The day is nearly here for you to open the doors of your new business. What a great feeling!
Have you thought about who might be your first customer? Might I suggest that the first person should be your worst critic, or might I even say nightmare?
That comment probably dampened your enthusiasm. Why start with such a person?
The answer is simple. You want someone who will hold your business up to the highest standards and will critique your business from your front door through all of the processes, right down to how clean the bathrooms are and the condition of the sidewalks in front of your store.
Some might suggest that the first customer be you. My feeling is that you are too invested in the business and you might not see or might overlook some of the issues.
Your first customer needs to be someone who:
• Can tell you exactly what he or she saw and what he or she experienced.
• You can yell at when he or she is honest with you and who then will tell you even more.
• Will take the time to methodically test your staff and procedures, from the initial greeting through sales, any delivery or service you offer, customer complaints and returns.
Sometimes a business does what is considered a soft opening.

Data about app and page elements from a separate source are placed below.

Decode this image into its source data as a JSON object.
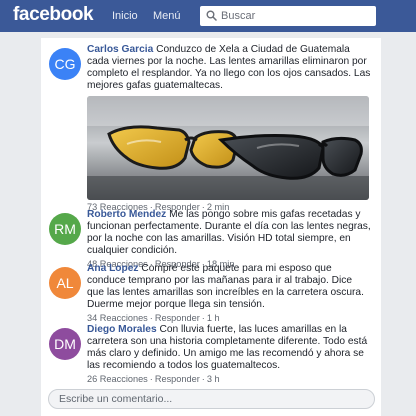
{
  "header": {
    "logo": "facebook",
    "nav": [
      "Inicio",
      "Menú"
    ],
    "search_placeholder": "Buscar"
  },
  "comments": [
    {
      "initials": "CG",
      "avatar_color": "#3b82f6",
      "author": "Carlos Garcia",
      "text": "Conduzco de Xela a Ciudad de Guatemala cada viernes por la noche. Las lentes amarillas eliminaron por completo el resplandor. Ya no llego con los ojos cansados. Las mejores gafas guatemaltecas.",
      "reactions": "73 Reacciones",
      "reply": "Responder",
      "time": "2 min"
    },
    {
      "initials": "RM",
      "avatar_color": "#55a84a",
      "author": "Roberto Mendez",
      "text": "Me las pongo sobre mis gafas recetadas y funcionan perfectamente. Durante el día con las lentes negras, por la noche con las amarillas. Visión HD total siempre, en cualquier condición.",
      "reactions": "48 Reacciones",
      "reply": "Responder",
      "time": "18 min"
    },
    {
      "initials": "AL",
      "avatar_color": "#f0883a",
      "author": "Ana Lopez",
      "text": "Compré este paquete para mi esposo que conduce temprano por las mañanas para ir al trabajo. Dice que las lentes amarillas son increíbles en la carretera oscura. Duerme mejor porque llega sin tensión.",
      "reactions": "34 Reacciones",
      "reply": "Responder",
      "time": "1 h"
    },
    {
      "initials": "DM",
      "avatar_color": "#8e4c9e",
      "author": "Diego Morales",
      "text": "Con lluvia fuerte, las luces amarillas en la carretera son una historia completamente diferente. Todo está más claro y definido. Un amigo me las recomendó y ahora se las recomiendo a todos los guatemaltecos.",
      "reactions": "26 Reacciones",
      "reply": "Responder",
      "time": "3 h"
    }
  ],
  "composer": {
    "placeholder": "Escribe un comentario..."
  },
  "colors": {
    "brand": "#3b5998",
    "link": "#385898"
  }
}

That's an opening with no publicity, just word of mouth. The idea means that you and your staff are not overwhelmed with customers. And that is a good idea, but I probably wouldn't recommend it until you already have given everything a rigorous testing.
Another approach often used is to invite family and friends to a pre-opening.
This is another good idea, especially because they represent your cheering section (you will need one) and often are investors. Yet they often want to say good things and find that "laying it on the line" is hard to do. A pre-opening is a good public relations move, but it doesn't help you work out the bugs.
Your goal at this point is to be as ready as you can be for the first day of business. That first day might be the soft opening or the friends-and-family event or something else. No matter what day one is, you want everything to be operating as best it can.
One person sometimes suggested as your reviewer is someone in the same business as you. However, you may not want someone from your own community, although that person would bring a richness of community knowledge that would be useful. You may want to bring in someone who runs a business in a community like yours but in a town some distance away.
When I asked the question about who your first customer might be, you probably thought about the first real customer.
That first customer will come. You want to make sure that he or she will come back.
Glenn Muske is a rural and agribusiness enterprise development specialist with North Dakota State University Extension Service. He writes an occasional column on starting a small business. For more information, visit www.ag.ndsu.edu/ smallbusiness.